At the Juneau Fire Station downtown on Saturday, Assistant Chief Tod Chambers politely agreed to show and tell. Chambers said the station was minimally staffed; two people for the fire engine, two for an ambulance.
“So if we were staffed to meet the national standards, we could get by with two on the ambulance, we’d have four on the truck, four on the engine,” he said.
That’s 10 people – and Juneau can’t afford that. He said it’s the same at a lot of stations.
The real problem is Capital City Fire/Rescue has seen modest growth in emergency calls for years and 2016’s increase ballooned to almost 12 percent. By the new year, CCFR officials expect to have responded to about 500 more calls than last year.
The additional calls are pressing CCFR to its limits.
“Emergency medical incidents, structural fires, fire alarms; some of the stuff we’ve seen go up, go down, but overall we’re up and that’s a dramatic increase,” Chambers said.
Most of that increase came from medical calls, but Chambers doesn’t know what’s driving it. Fire alarms are one of the areas the department saw a significant decrease in.
Chambers used to work in Fairbanks and he said when his department was overburdened, they’d ask for help from neighboring communities. But that won’t work in Juneau because of its isolating geography.
Volunteer firefighters help, but Chambers said there aren’t enough people who can give the time.
That means Juneau’s firefighters just have to grit their teeth and get stretched thin, sometimes too thin.
Chambers said stacked calls are one of the downtown station’s biggest problems.
“For instance last week, in a 10-minute span, we had six calls in a row – in 10 minutes,” he said.
“We have two ambulances, and these are all medical calls. So, there’s no way we could meet the demand.”
Juggling the station’s resources in situations like that is Chambers’ job. He said they try to put the most serious calls first.
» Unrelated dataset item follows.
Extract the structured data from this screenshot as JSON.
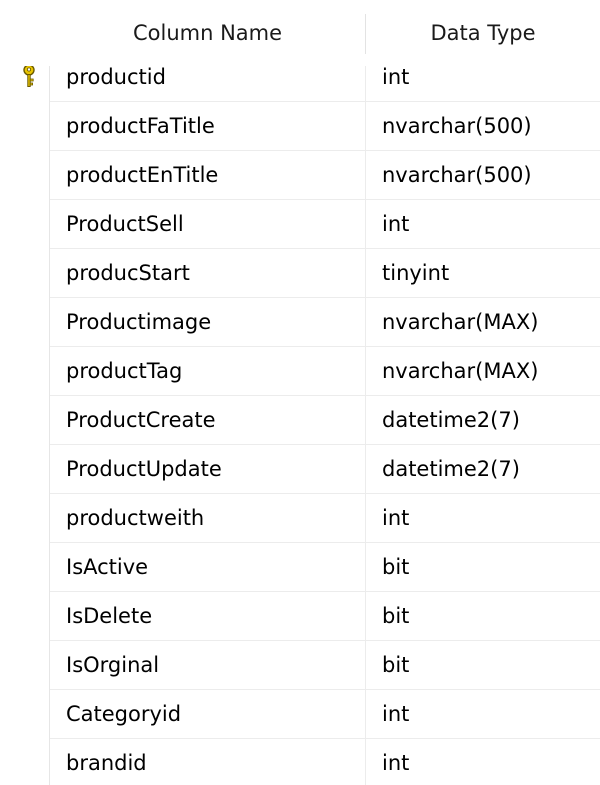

“And that’s why stacked calls are problematic,” he said.
“If we have a series of stacked calls and they’re all priorities, who gets it first? Then you have to go to first come, first serve and people wait.”
Stacked calls on top of a structure fire are Chambers’ nightmare. The department responded to 30 structure fires this year.
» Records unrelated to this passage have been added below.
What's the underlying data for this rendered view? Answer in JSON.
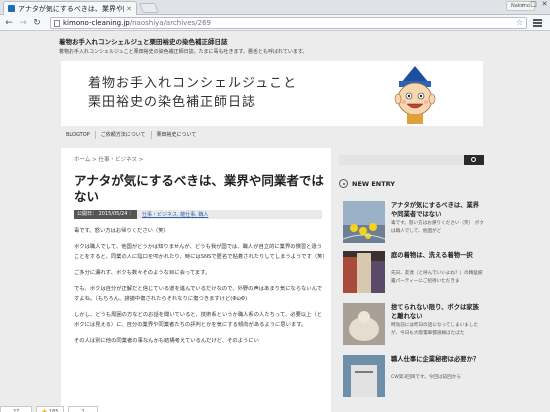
{
  "browser": {
    "tab_title": "アナタが気にするべきは、業界や同業者",
    "profile_label": "Nakano",
    "url_domain": "kimono-cleaning.jp",
    "url_path": "/naoshiya/archives/269"
  },
  "site": {
    "title": "着物お手入れコンシェルジュと栗田裕史の染色補正師日誌",
    "description": "着物お手入れコンシェルジュこと栗田裕史の染色補正師日誌。たまに毒も吐きます。悪舌とも呼ばれています。",
    "banner_line1": "着物お手入れコンシェルジュこと",
    "banner_line2": "栗田裕史の染色補正師日誌"
  },
  "nav": [
    "BLOGTOP",
    "ご依頼方法について",
    "栗田裕史について"
  ],
  "article": {
    "breadcrumb": "ホーム > 仕事・ビジネス >",
    "title": "アナタが気にするべきは、業界や同業者ではない",
    "date": "公開日： 2015/05/24 ：",
    "categories": "仕事・ビジネス, 雑仕事, 職人",
    "paragraphs": [
      "毒です。怒い方はお帰りください（笑）",
      "ボクは職人でして、他国がどうかは知りませんが、どうも我が国では、職人が自立的に業界の慣習と違うことをすると、同業の人に陰口を叩かれたり、時にはSNSで匿名で粘着されたりしてしまうようです（笑）",
      "ご多分に漏れず、ボクも数々そのような目に会ってます。",
      "でも、ボクは自分が正解だと信じている道を進んでいるだけなので、外野の声はあまり気にならないんですよね。（もちろん、誹謗中傷されたらそれなりに傷つきますけど(Φω̈Φ)",
      "しかし、どうも周囲の方などのお話を聞いていると、技術系というか職人系の人たちって、必要以上（とボクには見える）に、自分の業界や同業者たちの評判とかを気にする傾向があるように思います。",
      "その人は別に他の同業者の事なんかも結構考えているんだけど、そのようにい"
    ]
  },
  "sidebar": {
    "new_entry_label": "NEW ENTRY",
    "entries": [
      {
        "title": "アナタが気にするべきは、業界や同業者ではない",
        "excerpt": "毒です。怒い方はお帰りください（笑） ボクは職人でして、他国がど"
      },
      {
        "title": "庭の着物は、洗える着物一択",
        "excerpt": "先日、友達（と呼んでいいよね？）の精猛披露パーティーにご招待いただきま"
      },
      {
        "title": "捨てられない限り、ボクは家族と離れない",
        "excerpt": "時効前には昨日の話になってしまいましたが、今日も大阪電車都道線ばたばた"
      },
      {
        "title": "職人仕事に企業秘密は必要か？",
        "excerpt": "CW第3回目です。今回は前回から"
      }
    ]
  },
  "social": {
    "count1": "27",
    "count2": "185",
    "count3": "2"
  },
  "colors": {
    "accent_blue": "#3264b0",
    "dark_button": "#2a2a2a",
    "page_bg": "#ececec"
  }
}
That’s not a lot, but Chambers said when a building lights up, the department needs all hands on deck to handle it safely. If a medical call comes in during a fire, it could get dicey.
“We’ve dodged some bullets there, absolutely, and been fortunate we didn’t have multiple calls stacking up on top of a fire. It happens though and it’s not good,” Chambers said.
He is fully aware that the community pays CCFR to serve them.
“We take that very seriously, but we simply are running out of resources to do it,” he said.
Fire Chief Rich Etheridge said he needs to put one additional ambulance in play to fight the increase. He has the ambulance. To run it every day, he needs six more firefighters.
“So you’re looking at $600,000 just in staffing,” he said.
But it’s hard for the City and Borough of Juneau to come up with that money. Etheridge said CCFR has an $8 million budget.
He’s working with the state to get more federal money into Alaska to cover medical costs fire departments can’t recover from patients.
“So what this program does is it allows us to bill the federal government for those unrecoverable costs,” he said. “Looking at some preliminary numbers, we think we could bring another million dollars back into the Juneau CBJ budget.”
Etheridge said that would make it a lot easier to pay for more staff.
He said the department will have its annual report for 2016 finished soon. He hopes to find the reason for the higher call volume in it.
- Defenders of the Obama health care law are applying as much pressure as they can to get U.S. Sen. Lisa Murkowski to vote no on the latest attempt to repeal the Affordable Care Act, and Tuesday, all eyes were on Murkowski at the Capitol.
- Juneau's long-awaited 32-unit Housing First apartment complex will welcome its first batch of formerly homeless residents within the week. The $8.3 million project came together through community support in cash and donated materials and services.
- Nikoosh Carlo began work this month in a newly created position: senior adviser for climate.
- The Alaska ferry Taku's next life will be as a floating hotel. Portland-based KeyMar LLC made the winning bid of $300,000 for the 54-year-old ship.